** Your objective **
Where an entry below contains an image, skip the image and copy the rest exactly.

[Items from an interface collection]

○ ○ ○ ○

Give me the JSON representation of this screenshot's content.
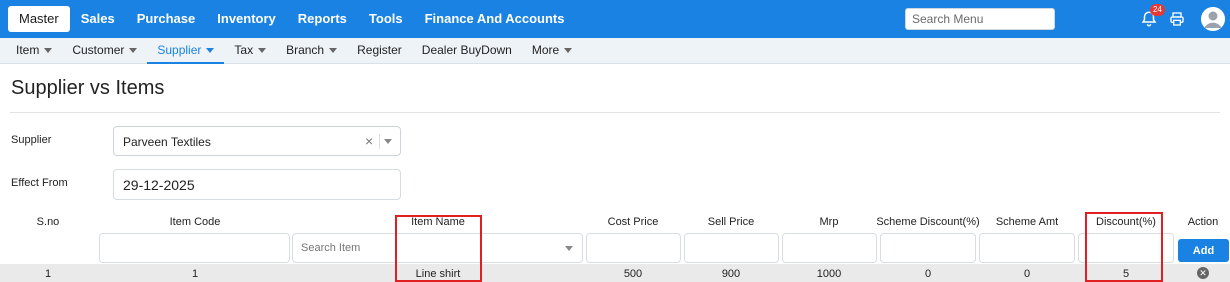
{
  "topnav": {
    "items": [
      "Master",
      "Sales",
      "Purchase",
      "Inventory",
      "Reports",
      "Tools",
      "Finance And Accounts"
    ],
    "active": "Master",
    "search_placeholder": "Search Menu",
    "notification_count": "24"
  },
  "subnav": {
    "items": [
      {
        "label": "Item",
        "dropdown": true
      },
      {
        "label": "Customer",
        "dropdown": true
      },
      {
        "label": "Supplier",
        "dropdown": true
      },
      {
        "label": "Tax",
        "dropdown": true
      },
      {
        "label": "Branch",
        "dropdown": true
      },
      {
        "label": "Register",
        "dropdown": false
      },
      {
        "label": "Dealer BuyDown",
        "dropdown": false
      },
      {
        "label": "More",
        "dropdown": true
      }
    ],
    "active": "Supplier"
  },
  "page": {
    "title": "Supplier vs Items"
  },
  "form": {
    "supplier_label": "Supplier",
    "supplier_value": "Parveen Textiles",
    "effect_from_label": "Effect From",
    "effect_from_value": "29-12-2025"
  },
  "table": {
    "headers": {
      "sno": "S.no",
      "item_code": "Item Code",
      "item_name": "Item Name",
      "cost_price": "Cost Price",
      "sell_price": "Sell Price",
      "mrp": "Mrp",
      "scheme_discount": "Scheme Discount(%)",
      "scheme_amt": "Scheme Amt",
      "discount": "Discount(%)",
      "action": "Action"
    },
    "search_item_placeholder": "Search Item",
    "add_label": "Add",
    "rows": [
      {
        "sno": "1",
        "item_code": "1",
        "item_name": "Line shirt",
        "cost_price": "500",
        "sell_price": "900",
        "mrp": "1000",
        "scheme_discount": "0",
        "scheme_amt": "0",
        "discount": "5"
      }
    ]
  },
  "colors": {
    "brand": "#1a82e2",
    "highlight": "#e02020",
    "badge": "#e53935"
  },
  "icons": [
    "bell-icon",
    "printer-icon",
    "avatar-icon",
    "clear-icon",
    "chevron-down-icon",
    "delete-icon"
  ]
}
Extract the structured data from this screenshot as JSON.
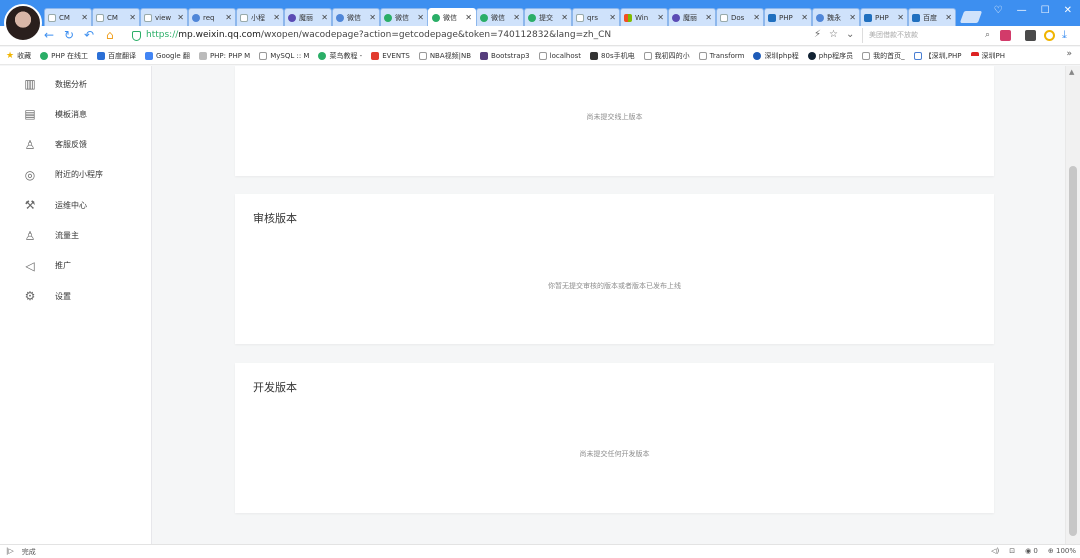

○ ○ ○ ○

** Expected output **
Give me the JSON representation of this screenshot's content.
{
  "topnav": {
    "items": [
      "Master",
      "Sales",
      "Purchase",
      "Inventory",
      "Reports",
      "Tools",
      "Finance And Accounts"
    ],
    "active": "Master",
    "search_placeholder": "Search Menu",
    "notification_count": "24"
  },
  "subnav": {
    "items": [
      {
        "label": "Item",
        "dropdown": true
      },
      {
        "label": "Customer",
        "dropdown": true
      },
      {
        "label": "Supplier",
        "dropdown": true
      },
      {
        "label": "Tax",
        "dropdown": true
      },
      {
        "label": "Branch",
        "dropdown": true
      },
      {
        "label": "Register",
        "dropdown": false
      },
      {
        "label": "Dealer BuyDown",
        "dropdown": false
      },
      {
        "label": "More",
        "dropdown": true
      }
    ],
    "active": "Supplier"
  },
  "page": {
    "title": "Supplier vs Items"
  },
  "form": {
    "supplier_label": "Supplier",
    "supplier_value": "Parveen Textiles",
    "effect_from_label": "Effect From",
    "effect_from_value": "29-12-2025"
  },
  "table": {
    "headers": {
      "sno": "S.no",
      "item_code": "Item Code",
      "item_name": "Item Name",
      "cost_price": "Cost Price",
      "sell_price": "Sell Price",
      "mrp": "Mrp",
      "scheme_discount": "Scheme Discount(%)",
      "scheme_amt": "Scheme Amt",
      "discount": "Discount(%)",
      "action": "Action"
    },
    "search_item_placeholder": "Search Item",
    "add_label": "Add",
    "rows": [
      {
        "sno": "1",
        "item_code": "1",
        "item_name": "Line shirt",
        "cost_price": "500",
        "sell_price": "900",
        "mrp": "1000",
        "scheme_discount": "0",
        "scheme_amt": "0",
        "discount": "5"
      }
    ]
  },
  "colors": {
    "brand": "#1a82e2",
    "highlight": "#e02020",
    "badge": "#e53935"
  },
  "icons": [
    "bell-icon",
    "printer-icon",
    "avatar-icon",
    "clear-icon",
    "chevron-down-icon",
    "delete-icon"
  ]
}
Extract the structured data from this screenshot as JSON.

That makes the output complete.